Borouge, the joint venture between Adnoc and Austrian chemicals producer Borealis, said its 2022 revenue rose by 8.2 per cent from a year earlier on higher sales volumes.
Revenue for the 12-month period ending in December climbed to $6.72 billion, from $6.22 billion in 2021, the company said on Thursday in a filing to the Abu Dhabi Securities Exchange, where its shares are traded.
Total sales volume grew by about 15 per cent as Borouge increased production from its fifth polypropylene unit (PP5), which raised the company’s production capacity by 500,000 tonnes a year.
“We are pleased to report our strong 12-month financial results, which demonstrate the resilience and efficiency of our business and our ability to achieve significant volume and revenue growth in the face of challenging market conditions,” said chief executive Hazeem Al Suwaidi.
A recovery in economic activity in China, the world's manufacturing hub, is expected to tighten the demand for plastics and petrochemicals this year.
"It is not a question about sales volumes, we always sell everything that we have been producing. If we don't sell it in China, we sell it elsewhere," Jan-Martin Nufer, company's chief financial officer, told The National in an interview on Thursday.
Borouge, which focuses on premium price end-markets, could benefit from a surge in commodity prices resulting from China's reopening, said Mr Nufer.
The company's long-term feedstock agreement with Adnoc has placed it in an "excellent" cost position amid volatile energy prices, he said.
Polypropylene, Borouge's main product, is a thermoplastic material used in products including plastic packaging, car parts and textiles.
The global polypropylene market is projected to hit $167 billion by 2029, from about $121 billion in 2021, registering a compound annual growth rate of 4.2 per cent during the forecast period of 2022-2029, according to Data Bridge Market Research.
Borouge's full-year net profit attributable to the owners of the company fell about 8 per cent to $1.4 billion in 2022 from $1.51 billion a year earlier.
The company’s adjusted earnings before interest, taxes, depreciation and amortisation (Ebitda) last year declined by about 3 per cent to $2.65 billion, from 2021, on higher costs.
In the fourth quarter, Borouge's net profit attributable to the owners of the company stood at $244 million on a revenue of $1.59 billion..

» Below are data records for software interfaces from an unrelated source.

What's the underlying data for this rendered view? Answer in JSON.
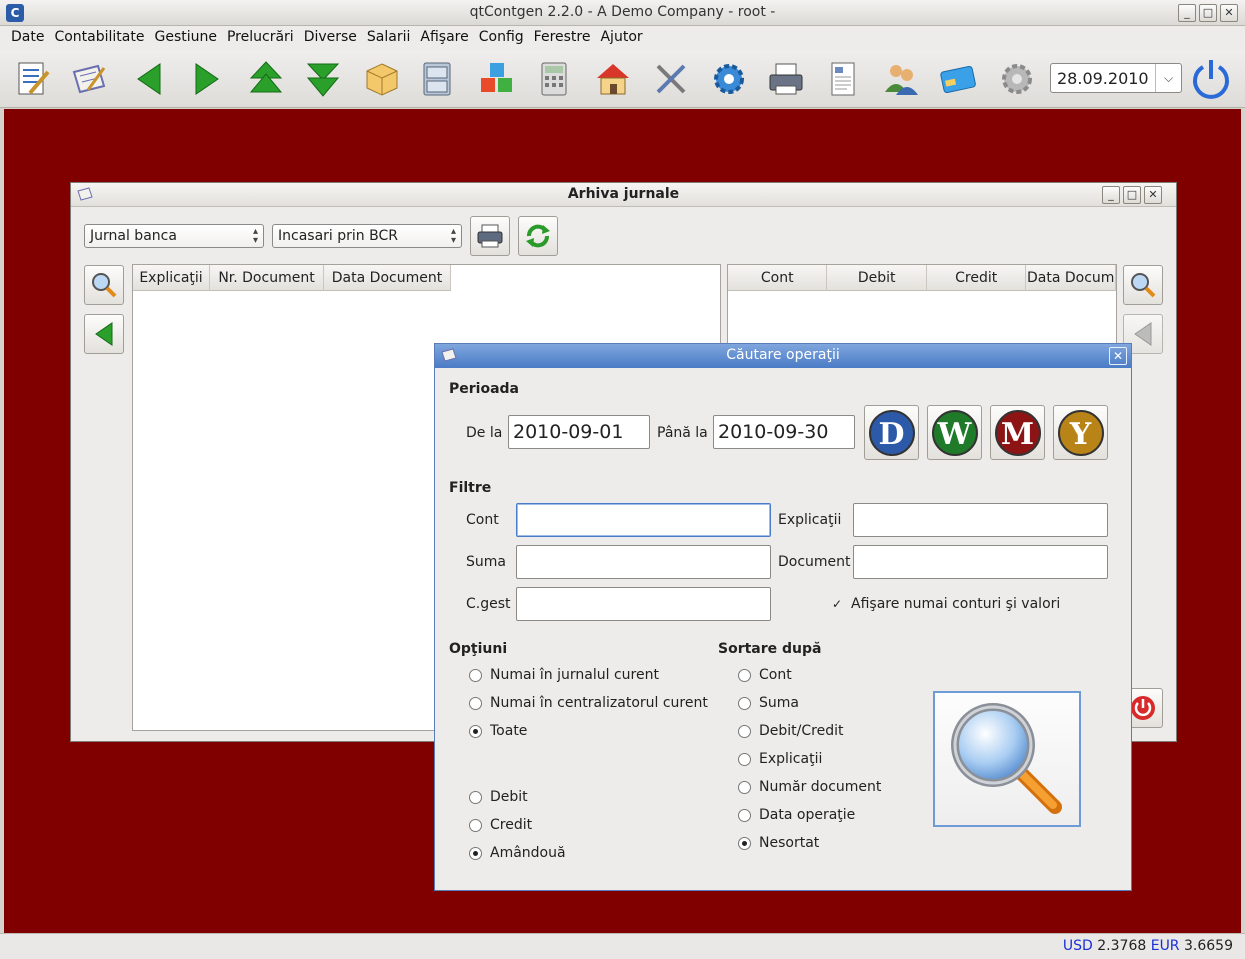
{
  "window": {
    "title": "qtContgen 2.2.0 - A Demo Company - root -"
  },
  "menu": [
    "Date",
    "Contabilitate",
    "Gestiune",
    "Prelucrări",
    "Diverse",
    "Salarii",
    "Afişare",
    "Config",
    "Ferestre",
    "Ajutor"
  ],
  "toolbar": {
    "icons": [
      "journal-edit-icon",
      "notes-icon",
      "arrow-left-icon",
      "arrow-right-icon",
      "arrow-up-icon",
      "arrow-down-icon",
      "box-icon",
      "cabinet-icon",
      "cubes-icon",
      "calculator-icon",
      "home-icon",
      "tools-icon",
      "gears-icon",
      "printer-icon",
      "document-icon",
      "users-icon",
      "card-icon",
      "settings-icon",
      "power-icon"
    ],
    "date": "28.09.2010"
  },
  "status": {
    "usd_label": "USD",
    "usd_value": "2.3768",
    "eur_label": "EUR",
    "eur_value": "3.6659"
  },
  "arhiva": {
    "title": "Arhiva jurnale",
    "journal_combo": "Jurnal banca",
    "sub_combo": "Incasari prin BCR",
    "left_columns": [
      "Explicaţii",
      "Nr. Document",
      "Data Document"
    ],
    "right_columns": [
      "Cont",
      "Debit",
      "Credit",
      "Data Docum"
    ]
  },
  "dialog": {
    "title": "Căutare operaţii",
    "perioada": "Perioada",
    "de_la_label": "De la",
    "de_la_value": "2010-09-01",
    "pana_la_label": "Până la",
    "pana_la_value": "2010-09-30",
    "period_buttons": [
      {
        "letter": "D",
        "color": "#2d5aa8"
      },
      {
        "letter": "W",
        "color": "#1f7a2a"
      },
      {
        "letter": "M",
        "color": "#8c1414"
      },
      {
        "letter": "Y",
        "color": "#b88418"
      }
    ],
    "filtre": "Filtre",
    "cont_label": "Cont",
    "cont_value": "",
    "explicatii_label": "Explicaţii",
    "explicatii_value": "",
    "suma_label": "Suma",
    "suma_value": "",
    "document_label": "Document",
    "document_value": "",
    "cgest_label": "C.gest",
    "cgest_value": "",
    "check_label": "Afişare numai conturi şi valori",
    "check_checked": true,
    "optiuni": "Opţiuni",
    "options": [
      {
        "label": "Numai în jurnalul curent",
        "checked": false
      },
      {
        "label": "Numai în centralizatorul curent",
        "checked": false
      },
      {
        "label": "Toate",
        "checked": true
      }
    ],
    "dc_options": [
      {
        "label": "Debit",
        "checked": false
      },
      {
        "label": "Credit",
        "checked": false
      },
      {
        "label": "Amândouă",
        "checked": true
      }
    ],
    "sortare": "Sortare după",
    "sort_options": [
      {
        "label": "Cont",
        "checked": false
      },
      {
        "label": "Suma",
        "checked": false
      },
      {
        "label": "Debit/Credit",
        "checked": false
      },
      {
        "label": "Explicaţii",
        "checked": false
      },
      {
        "label": "Număr document",
        "checked": false
      },
      {
        "label": "Data operaţie",
        "checked": false
      },
      {
        "label": "Nesortat",
        "checked": true
      }
    ]
  }
}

“As we look ahead to 2023 and beyond, we will continue to execute on our commitment to organic growth, as well as explore new opportunities for expansion in the UAE and internationally, where they complement our long-term growth strategy,” Mr Al Suwaidi said.
Borouge also announced a “value enhancement” programme aimed at cutting costs and boosting operational efficiency. It will add $400 million to the company’s Ebitda in 2023, it said.
A planned turnaround of the company's Borouge 2 plant — expected to run until March — will affect the company's production by 200,000 tonnes during the period, it said.
Last year, Borouge raised $2 billion through an initial public offering and was listed on the ADX.
After its listing, Borouge was included in the FTSE Global Equity Index Series, which is used by investors globally to guide asset-allocation decisions and support portfolio construction.
Borouge's quarterly report comes as the global economy is expected to head into a recession this year. For chemical companies, this will result in lower demand for their products as demand for new cars, homes and consumable goods falls.
"We're not seeing a doom and gloom scenario right now on the horizon ... I think we're in a very good position," said Mr Nufer.
There is a "lot of demand" for Borouge's products in the infrastructure sector, he said.
Last year, lockdowns in Chinese cities worsened supply chain disruptions in the global chemical industry.
"The logistics costs have been coming down, which is a good sign," said Mr Nufer.
Established in 1998, Borouge employs more than 3,000 people and serves customers in more than 50 countries across Asia, the Middle East and Africa.